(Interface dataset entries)
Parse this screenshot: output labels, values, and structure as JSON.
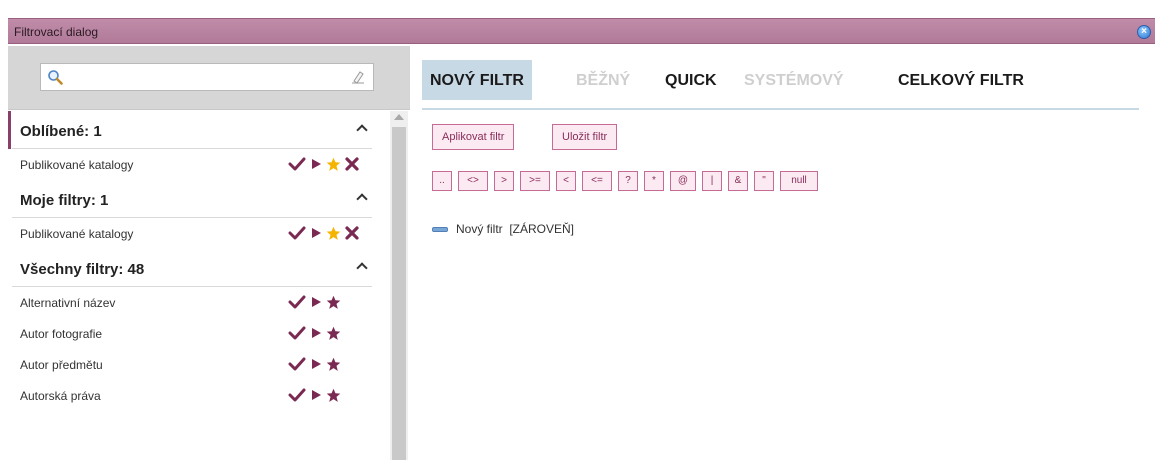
{
  "dialog": {
    "title": "Filtrovací dialog"
  },
  "search": {
    "value": "",
    "placeholder": ""
  },
  "sections": [
    {
      "label": "Oblíbené: 1",
      "rows": [
        "Publikované katalogy"
      ]
    },
    {
      "label": "Moje filtry: 1",
      "rows": [
        "Publikované katalogy"
      ]
    },
    {
      "label": "Všechny filtry: 48",
      "rows": [
        "Alternativní název",
        "Autor fotografie",
        "Autor předmětu",
        "Autorská práva"
      ]
    }
  ],
  "tabs": [
    {
      "label": "NOVÝ FILTR",
      "state": "active"
    },
    {
      "label": "BĚŽNÝ",
      "state": "disabled"
    },
    {
      "label": "QUICK",
      "state": "normal"
    },
    {
      "label": "SYSTÉMOVÝ",
      "state": "disabled"
    },
    {
      "label": "CELKOVÝ FILTR",
      "state": "normal"
    }
  ],
  "actions": {
    "apply": "Aplikovat filtr",
    "save": "Uložit filtr"
  },
  "operators": [
    "..",
    "<>",
    ">",
    ">=",
    "<",
    "<=",
    "?",
    "*",
    "@",
    "|",
    "&",
    "\"",
    "null"
  ],
  "tree": {
    "node": "Nový filtr",
    "operator": "[ZÁROVEŇ]"
  },
  "colors": {
    "titlebar": "#b07a98",
    "accent": "#8a2d5a",
    "check": "#7a2a52",
    "favorite_star": "#f5b400",
    "active_tab": "#c8d9e6"
  },
  "icons": {
    "row_actions": [
      "check-icon",
      "play-icon",
      "star-icon",
      "delete-icon"
    ]
  }
}
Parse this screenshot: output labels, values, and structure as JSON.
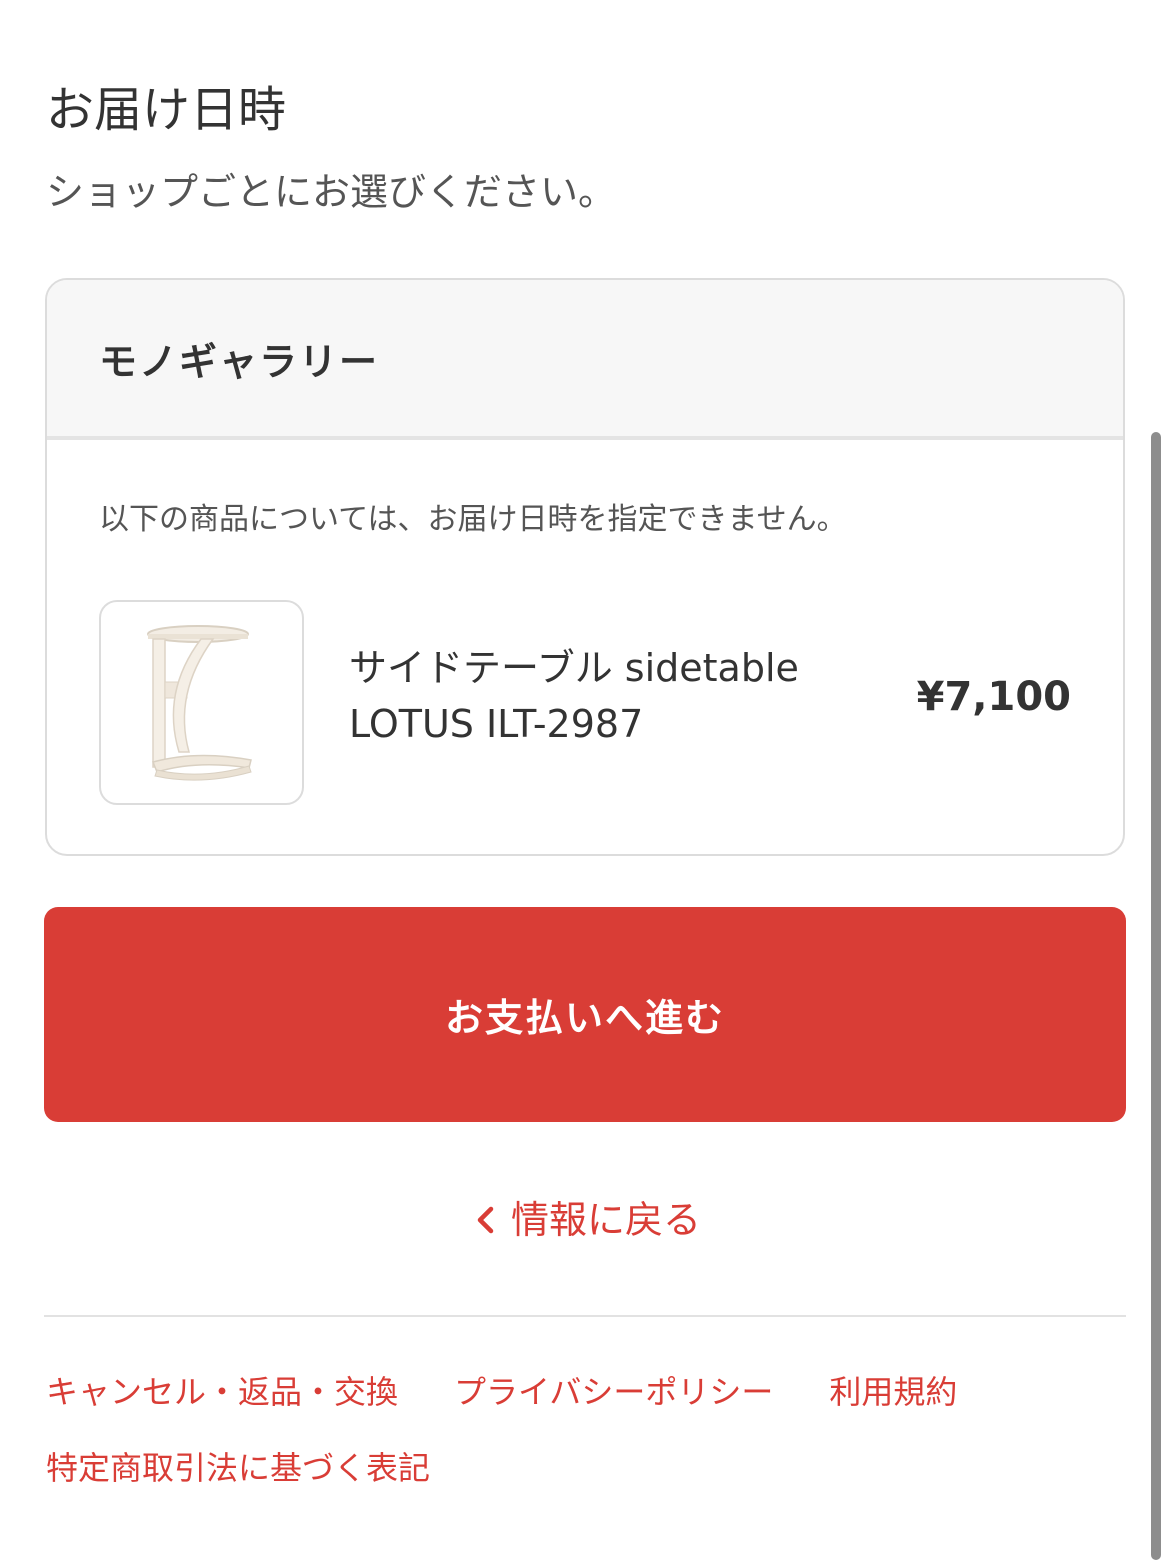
{
  "page": {
    "title": "お届け日時",
    "subtitle": "ショップごとにお選びください。"
  },
  "shop": {
    "name": "モノギャラリー",
    "notice": "以下の商品については、お届け日時を指定できません。",
    "item": {
      "name_line1": "サイドテーブル sidetable",
      "name_line2": "LOTUS ILT-2987",
      "price": "¥7,100",
      "thumbnail_icon": "side-table-product-image"
    }
  },
  "actions": {
    "pay_label": "お支払いへ進む",
    "back_label": "情報に戻る"
  },
  "footer": {
    "links": [
      "キャンセル・返品・交換",
      "プライバシーポリシー",
      "利用規約",
      "特定商取引法に基づく表記"
    ]
  },
  "colors": {
    "accent": "#d93d36",
    "text": "#333333",
    "muted": "#555555",
    "border": "#dcdcdc",
    "header_bg": "#f7f7f7"
  }
}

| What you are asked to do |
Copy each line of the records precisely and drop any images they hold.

| Answer box |
Parse this screenshot: output labels, values, and structure as JSON.
{
  "dialog": {
    "title": "Filtrovací dialog"
  },
  "search": {
    "value": "",
    "placeholder": ""
  },
  "sections": [
    {
      "label": "Oblíbené: 1",
      "rows": [
        "Publikované katalogy"
      ]
    },
    {
      "label": "Moje filtry: 1",
      "rows": [
        "Publikované katalogy"
      ]
    },
    {
      "label": "Všechny filtry: 48",
      "rows": [
        "Alternativní název",
        "Autor fotografie",
        "Autor předmětu",
        "Autorská práva"
      ]
    }
  ],
  "tabs": [
    {
      "label": "NOVÝ FILTR",
      "state": "active"
    },
    {
      "label": "BĚŽNÝ",
      "state": "disabled"
    },
    {
      "label": "QUICK",
      "state": "normal"
    },
    {
      "label": "SYSTÉMOVÝ",
      "state": "disabled"
    },
    {
      "label": "CELKOVÝ FILTR",
      "state": "normal"
    }
  ],
  "actions": {
    "apply": "Aplikovat filtr",
    "save": "Uložit filtr"
  },
  "operators": [
    "..",
    "<>",
    ">",
    ">=",
    "<",
    "<=",
    "?",
    "*",
    "@",
    "|",
    "&",
    "\"",
    "null"
  ],
  "tree": {
    "node": "Nový filtr",
    "operator": "[ZÁROVEŇ]"
  },
  "colors": {
    "titlebar": "#b07a98",
    "accent": "#8a2d5a",
    "check": "#7a2a52",
    "favorite_star": "#f5b400",
    "active_tab": "#c8d9e6"
  },
  "icons": {
    "row_actions": [
      "check-icon",
      "play-icon",
      "star-icon",
      "delete-icon"
    ]
  }
}
Parse this screenshot: output labels, values, and structure as JSON.
{
  "page": {
    "title": "お届け日時",
    "subtitle": "ショップごとにお選びください。"
  },
  "shop": {
    "name": "モノギャラリー",
    "notice": "以下の商品については、お届け日時を指定できません。",
    "item": {
      "name_line1": "サイドテーブル sidetable",
      "name_line2": "LOTUS ILT-2987",
      "price": "¥7,100",
      "thumbnail_icon": "side-table-product-image"
    }
  },
  "actions": {
    "pay_label": "お支払いへ進む",
    "back_label": "情報に戻る"
  },
  "footer": {
    "links": [
      "キャンセル・返品・交換",
      "プライバシーポリシー",
      "利用規約",
      "特定商取引法に基づく表記"
    ]
  },
  "colors": {
    "accent": "#d93d36",
    "text": "#333333",
    "muted": "#555555",
    "border": "#dcdcdc",
    "header_bg": "#f7f7f7"
  }
}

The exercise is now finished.